Well, yes and no. I will acknowledge that a huge part of ballet is the performance, and that obviously includes the expression and emoting on stage. But another often overlooked aspect - by design really - is that it’s meant to look easy. You are trained to go on stage with a smile painted on your face, and that lasts until the curtain drops. So much work goes into drilling each dance into their muscle memory until it is picture perfect every time, and the effort put in long before any performance comes to fruition is a long long road.
From someone who danced ballet for 13 years, I had nowhere near the level of skill and talent professional company ballerinas possess.

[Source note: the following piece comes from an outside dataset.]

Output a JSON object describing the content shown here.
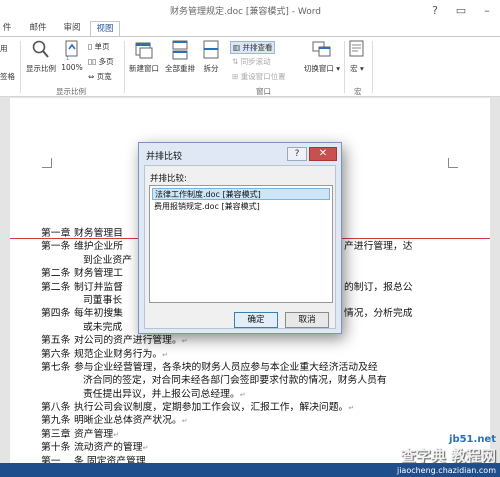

Considering how injury prone the industry is, there is a huge amount of strength needed to properly support the body through strenuous, repetitive choreography. Dancers go through conditioning classes, gym sessions, and countless hours just to ensure they can safely go en pointe. Royal Ballet principal dancer Steven McRae snapped his Achilles tendon, and went through two years of recovery to dance again.
And this brings us to the mental aspect of ballet. But the not so great side is much more present, the never ending need for perfectionism, frustration when teachers are picking apart every mistake, and the pressure to have the perfect body even if it isn’t physically even possible for many. The discipline and mental strength that professionals have to reach and stay at the top is incredibly admirable.
But Interpreting the music is probably my favourite part, and the moment I nail a part of the choreography I’ve been struggling over is incomparable. Even though it can bring me down, it still doesn’t take over my love for dance and the feeling it gives me.